Salem Church was established as a branch of the Massaponax Baptist Church located south of Fredericksburg and the church building was constructed in 1844. On May 3, 1863 the church became the center of fighting along the Plank Road and was used as a position for Confederate soldiers to fire out of the windows. Some of the physical damage from the battle remains on the walls of the structure. In the aftermath of the battle of Salem Church the building was used as a field hospital and for many years bloodstains remained on the floorboards, until the flooring was replaced. The church’s congregation gradually restored the church in the years after the Civil War and Salem Church was actively used until the 1950s when the New Salem Church was constructed. In 1961, the Salem Baptist Church congregation voted to gift the historic church to the National Park Service in order to open it to the public. 

Furgurson, Ernest B. Chancellorsville, 1863: The Souls of the Brave. New York: Vintage Books, 1992.

Gallagher, Gary W. The Battle of Chancellorsville. National Park Civil War Series. Eastern National, 2007.

Parsons, Philip W. The Union Sixth Army Corps in the Chancellorsville Campaign: A Study of the Engagements of Second Fredericksburg, Salem Church and Banks’s Ford, May 3-4, 1863. Jefferson, NC: McFarland & Company, Inc., 2006.

Sutherland, Daniel E. Fredericksburg and Chancellorsville: The Dare Mark Campaign. Lincoln: University of Nebraska Press, 1998.

Image Sources(Click to expand)

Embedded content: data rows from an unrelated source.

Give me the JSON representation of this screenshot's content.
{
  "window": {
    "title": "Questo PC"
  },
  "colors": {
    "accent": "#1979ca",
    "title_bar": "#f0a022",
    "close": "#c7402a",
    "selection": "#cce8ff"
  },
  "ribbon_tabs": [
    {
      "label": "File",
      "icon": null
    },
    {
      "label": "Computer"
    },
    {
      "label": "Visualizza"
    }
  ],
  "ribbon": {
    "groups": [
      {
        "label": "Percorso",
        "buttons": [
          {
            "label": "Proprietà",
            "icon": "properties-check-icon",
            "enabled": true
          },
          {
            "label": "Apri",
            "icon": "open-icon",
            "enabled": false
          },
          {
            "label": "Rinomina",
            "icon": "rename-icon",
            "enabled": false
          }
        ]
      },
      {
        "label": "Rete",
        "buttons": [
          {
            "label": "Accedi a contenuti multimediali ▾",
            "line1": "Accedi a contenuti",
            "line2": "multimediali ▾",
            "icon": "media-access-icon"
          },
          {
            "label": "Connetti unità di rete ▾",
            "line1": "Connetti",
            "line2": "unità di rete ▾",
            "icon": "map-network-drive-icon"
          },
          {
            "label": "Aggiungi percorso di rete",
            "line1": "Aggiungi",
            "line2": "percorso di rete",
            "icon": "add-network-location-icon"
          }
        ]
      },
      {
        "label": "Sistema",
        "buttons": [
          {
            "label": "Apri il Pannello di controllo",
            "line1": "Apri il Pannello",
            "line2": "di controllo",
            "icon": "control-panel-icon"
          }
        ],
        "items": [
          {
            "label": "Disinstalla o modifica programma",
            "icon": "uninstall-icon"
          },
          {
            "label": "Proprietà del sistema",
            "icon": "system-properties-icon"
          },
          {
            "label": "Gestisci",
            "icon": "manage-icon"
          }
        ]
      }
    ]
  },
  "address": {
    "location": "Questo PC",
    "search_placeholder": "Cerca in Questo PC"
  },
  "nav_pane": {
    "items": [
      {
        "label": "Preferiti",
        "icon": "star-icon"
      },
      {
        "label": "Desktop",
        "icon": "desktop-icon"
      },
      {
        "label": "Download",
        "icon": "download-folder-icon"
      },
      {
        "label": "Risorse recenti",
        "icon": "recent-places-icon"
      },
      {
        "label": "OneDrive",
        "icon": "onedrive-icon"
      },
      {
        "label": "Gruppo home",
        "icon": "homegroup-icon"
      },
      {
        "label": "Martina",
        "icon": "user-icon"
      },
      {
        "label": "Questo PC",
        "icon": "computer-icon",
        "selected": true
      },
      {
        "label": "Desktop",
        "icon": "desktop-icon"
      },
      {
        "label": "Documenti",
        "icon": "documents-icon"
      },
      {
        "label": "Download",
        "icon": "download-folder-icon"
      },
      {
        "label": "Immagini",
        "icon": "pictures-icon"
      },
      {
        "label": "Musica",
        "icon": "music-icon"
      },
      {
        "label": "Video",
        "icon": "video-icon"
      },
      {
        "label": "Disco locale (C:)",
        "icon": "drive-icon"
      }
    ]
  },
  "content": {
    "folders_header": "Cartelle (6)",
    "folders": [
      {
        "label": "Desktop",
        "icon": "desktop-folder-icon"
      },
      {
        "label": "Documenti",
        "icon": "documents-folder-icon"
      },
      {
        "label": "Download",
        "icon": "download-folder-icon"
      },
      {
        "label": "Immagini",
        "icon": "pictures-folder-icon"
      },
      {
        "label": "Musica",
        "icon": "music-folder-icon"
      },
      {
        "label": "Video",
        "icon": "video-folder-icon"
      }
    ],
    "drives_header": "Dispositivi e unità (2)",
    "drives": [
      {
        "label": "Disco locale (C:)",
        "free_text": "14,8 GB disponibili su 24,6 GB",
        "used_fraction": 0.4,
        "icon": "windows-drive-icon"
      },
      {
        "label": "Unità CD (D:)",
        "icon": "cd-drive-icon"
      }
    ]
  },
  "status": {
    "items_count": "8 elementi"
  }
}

"Virtual Tour, Salem Church." Fredericksburg & Spotsylvania NMP. Accessed June 21, 2021.

John Hennessy. "Good old days at Salem Church." Mysteries & Conundrums. September 9, 2010. Accessed June 21, 2021.

"Battle of Salem Church monument." Stone Sentinels. Accessed June 18, 2021.

"Battle of Salem Church Marker." Stone Sentinels. Accessed June 21, 2021.

John Hennessy. "Good old days at Salem Church." Mysteries & Conundrums. September 9, 2010. Accessed June 21, 2021.

John Hennessy. "Good old days at Salem Church." Mysteries & Conundrums. September 9, 2010. Accessed June 21, 2021.

"Fourth of July Concert at Old Salem Church." Fredericksburg & Spotsylvania NMP. June 21, 2018. Accessed June 21, 2021.

"Virtual Tour, Salem Church." Fredericksburg & Spotsylvania NMP. Accessed June 21, 2021.

John Hennessy. "Good old days at Salem Church." Mysteries & Conundrums. September 9, 2010. Accessed June 21, 2021.

"From Church to Hospital Wayside Marker." Stone Sentinels. Accessed June 18, 2021.